The regulator 24 is coupled to the output 16B of the T-fitting 16. The first end 26A of the tubing 26 is coupled to an output of the regulator 24. The second end 26B of the tubing 26 is generally coupled to one or more passenger cabin oxygen mask 28. In accordance with one embodiment, the passenger cabin oxygen mask 28 is comprised of a yellow facial cup with elastic bands for securing the mask to the face of an individual in the passenger cabin.

Oxygen is supplied in the flight crew oxygen system 40 from either an onboard oxygen generating system (OBOGS) 42 or a stand-by oxygen supply 44. First and second airflow ducts 46 and 48 are used to deliver the oxygen from the OBOGS 42 and stand-by oxygen supply 44 respectively to a selector valve 50. The selector valve 50 is used to select breathing gas from only one of the two supplies, either the OBOGS 42 or the stand-by oxygen supply 44. After such selection is made, the selector valve 50 communicates breathing gas from the selected source into a third airflow duct 52. The third airflow duct 52 connects the selector valve to the T-fitting 16.

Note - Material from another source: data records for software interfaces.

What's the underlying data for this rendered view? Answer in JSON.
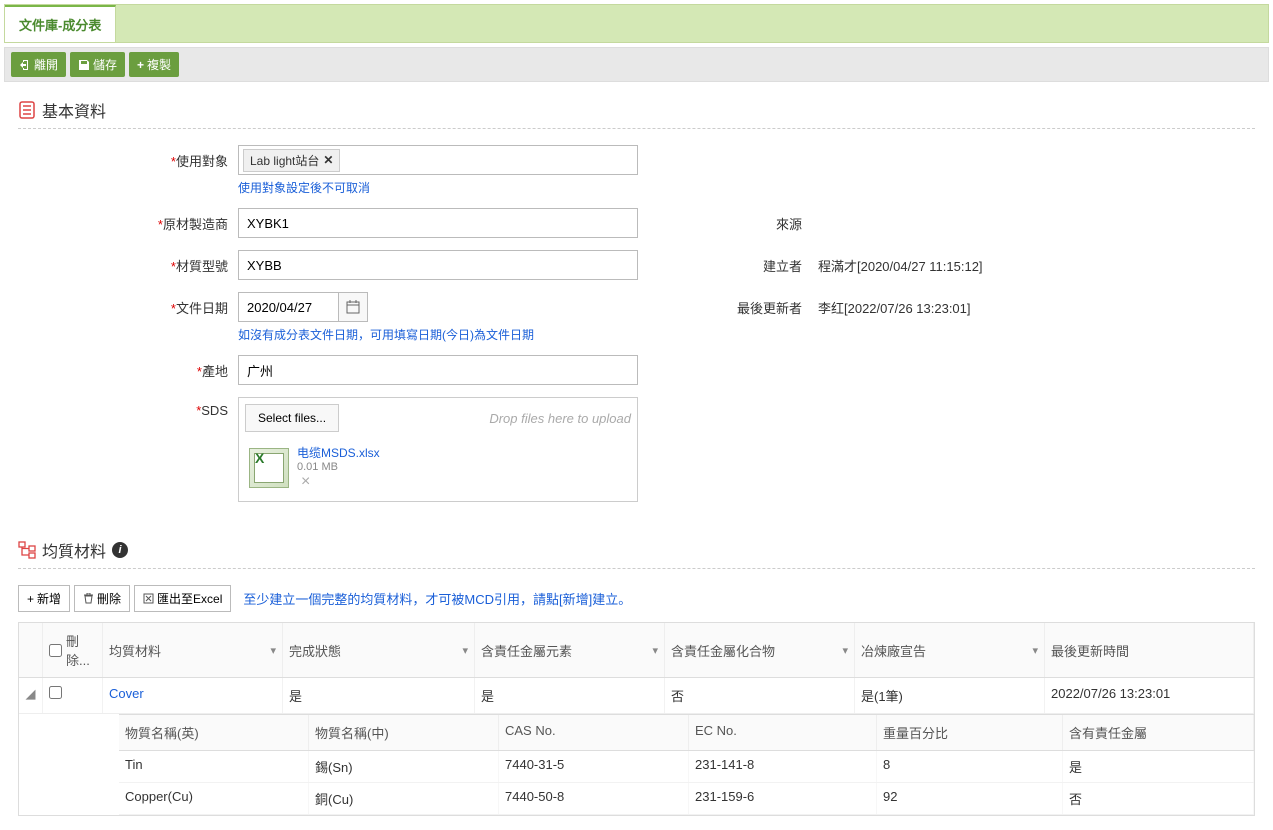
{
  "tab": {
    "title": "文件庫-成分表"
  },
  "toolbar": {
    "leave_label": "離開",
    "save_label": "儲存",
    "copy_label": "複製"
  },
  "section_basic": {
    "title": "基本資料"
  },
  "form": {
    "target_label": "使用對象",
    "target_chip": "Lab light站台",
    "target_help": "使用對象設定後不可取消",
    "manufacturer_label": "原材製造商",
    "manufacturer_value": "XYBK1",
    "model_label": "材質型號",
    "model_value": "XYBB",
    "date_label": "文件日期",
    "date_value": "2020/04/27",
    "date_help": "如沒有成分表文件日期，可用填寫日期(今日)為文件日期",
    "origin_label": "產地",
    "origin_value": "广州",
    "sds_label": "SDS",
    "select_files_label": "Select files...",
    "drop_hint": "Drop files here to upload",
    "file_name": "电缆MSDS.xlsx",
    "file_size": "0.01 MB",
    "source_label": "來源",
    "source_value": "",
    "creator_label": "建立者",
    "creator_value": "程滿才[2020/04/27 11:15:12]",
    "updater_label": "最後更新者",
    "updater_value": "李红[2022/07/26 13:23:01]"
  },
  "section_materials": {
    "title": "均質材料"
  },
  "grid_bar": {
    "add_label": "新增",
    "delete_label": "刪除",
    "export_label": "匯出至Excel",
    "hint": "至少建立一個完整的均質材料，才可被MCD引用，請點[新增]建立。"
  },
  "grid": {
    "header": {
      "delete": "刪除...",
      "material": "均質材料",
      "status": "完成狀態",
      "resp_metal": "含責任金屬元素",
      "resp_compound": "含責任金屬化合物",
      "smelter": "冶煉廠宣告",
      "updated": "最後更新時間"
    },
    "row": {
      "material": "Cover",
      "status": "是",
      "resp_metal": "是",
      "resp_compound": "否",
      "smelter": "是(1筆)",
      "updated": "2022/07/26 13:23:01"
    },
    "sub_header": {
      "name_en": "物質名稱(英)",
      "name_zh": "物質名稱(中)",
      "cas": "CAS No.",
      "ec": "EC No.",
      "weight": "重量百分比",
      "responsible": "含有責任金屬"
    },
    "sub_rows": [
      {
        "en": "Tin",
        "zh": "錫(Sn)",
        "cas": "7440-31-5",
        "ec": "231-141-8",
        "weight": "8",
        "resp": "是"
      },
      {
        "en": "Copper(Cu)",
        "zh": "銅(Cu)",
        "cas": "7440-50-8",
        "ec": "231-159-6",
        "weight": "92",
        "resp": "否"
      }
    ]
  }
}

The flight crew oxygen system 40 may also supply ambient air 54 through a fourth airflow duct 56 in response to breathing gas feed pressure in the third airflow duct 52. A bypass valve 58 is positioned in the fourth airflow duct 54 for the purpose of permitting or blocking airflow therein depending on the feed pressure in the third airflow duct 52.

The flight crew oxygen system 40 will generally have a control unit 60. The control unit 60 may be a microprocessor, control circuit, or the like. The control unit 60 is used to control operation of the flight crew oxygen system 40. The control unit 60 sends signals to the selector valve 50, the regulator 18, and the bypass valve 58 in order to control the content and flow of gases to the flight deck oxygen mask 22. The control unit 60 may further be coupled to the OBOGS 42 and the stand-by oxygen supply 44 to activate and deactivate the flow of oxygen from the OBOGS 42 and the stand-by oxygen supply 44. The controller 60 also provides signals to the indication panel 62 indicating which of the breathing gas sources is in use.

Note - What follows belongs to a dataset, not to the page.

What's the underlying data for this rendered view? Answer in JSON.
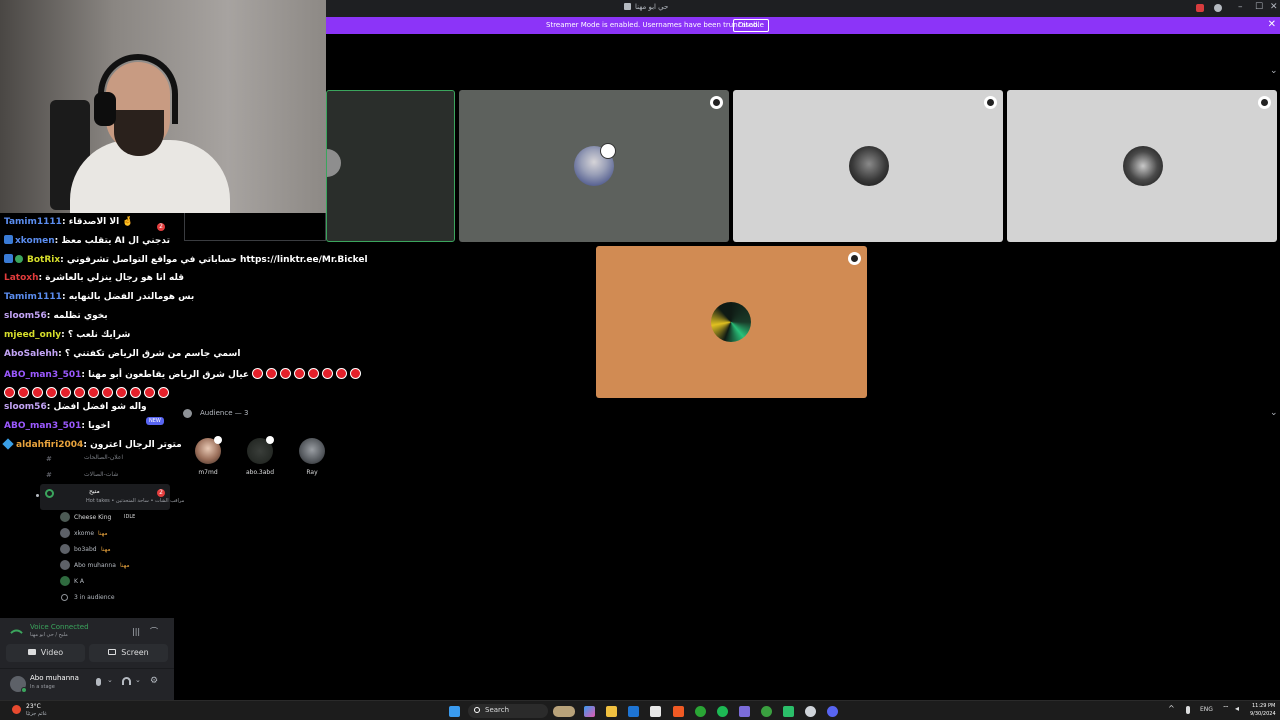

In operation, a flight deck crew member uses the control unit 60 to select one of: ambient air, a mixture of ambient air and oxygen, one hundred percent oxygen, and high pressure oxygen to be sent to the mask 22. The control unit 60 sends signals to one or more of the selector valve 50, bypass valve 58, and the regulator 18 in order to provide the selected mixture of gases to the flight deck oxygen mask 22. Under normal conditions, there is no flow of pressurized oxygen through the tubing 26. When the flow control unit 24 senses decompression of the aircraft, the flow control unit 24 is activated. Oxygen will flow to all passenger cabin oxygen masks 28 via the tubing 26. The oxygen will be provided from either an onboard oxygen generating system (OBOGS) 42 or a stand-by oxygen supply 44 depending on the position of the selector valve 50.

The system 10 provides a single supplemental oxygen system for an aircraft. The system 10 allows one to remove the existing passenger oxygen system since the system 10 provides emergency oxygen to both the flight deck and the passenger cabin. The system 10 uses two different types of regulators. One regulator provides a continuous supply of oxygen at a predetermined range while the system downstream of the second regulator is not pressurized unless the second regulator is activated.

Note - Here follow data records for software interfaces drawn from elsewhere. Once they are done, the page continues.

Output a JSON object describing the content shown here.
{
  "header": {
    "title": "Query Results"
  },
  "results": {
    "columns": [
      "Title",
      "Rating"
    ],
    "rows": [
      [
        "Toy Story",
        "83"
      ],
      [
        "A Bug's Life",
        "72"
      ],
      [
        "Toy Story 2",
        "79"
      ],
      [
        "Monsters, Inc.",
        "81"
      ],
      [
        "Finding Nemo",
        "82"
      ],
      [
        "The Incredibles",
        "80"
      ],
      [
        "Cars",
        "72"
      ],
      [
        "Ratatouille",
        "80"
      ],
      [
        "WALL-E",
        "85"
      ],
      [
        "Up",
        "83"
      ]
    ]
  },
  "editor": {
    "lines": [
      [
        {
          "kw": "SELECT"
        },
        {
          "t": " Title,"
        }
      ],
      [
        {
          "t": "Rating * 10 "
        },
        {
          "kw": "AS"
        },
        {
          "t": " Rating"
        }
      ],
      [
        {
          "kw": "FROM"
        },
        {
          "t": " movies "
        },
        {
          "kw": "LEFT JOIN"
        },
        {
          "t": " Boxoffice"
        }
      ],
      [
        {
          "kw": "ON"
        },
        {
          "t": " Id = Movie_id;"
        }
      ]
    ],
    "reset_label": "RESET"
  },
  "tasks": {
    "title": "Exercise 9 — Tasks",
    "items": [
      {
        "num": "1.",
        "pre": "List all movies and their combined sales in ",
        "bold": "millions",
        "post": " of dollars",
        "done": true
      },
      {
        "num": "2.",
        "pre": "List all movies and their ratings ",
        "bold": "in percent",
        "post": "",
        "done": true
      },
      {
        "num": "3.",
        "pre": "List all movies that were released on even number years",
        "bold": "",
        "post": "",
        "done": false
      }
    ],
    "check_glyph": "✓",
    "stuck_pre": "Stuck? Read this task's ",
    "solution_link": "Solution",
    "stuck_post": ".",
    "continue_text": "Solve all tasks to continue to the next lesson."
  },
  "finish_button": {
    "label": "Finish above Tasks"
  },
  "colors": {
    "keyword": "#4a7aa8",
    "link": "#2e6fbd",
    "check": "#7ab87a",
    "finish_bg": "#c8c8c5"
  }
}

While embodiments of the disclosure have been described in terms of various specific embodiments, those skilled in the art will recognize that the embodiments of the disclosure can be practiced with modifications within the spirit and scope of the claims.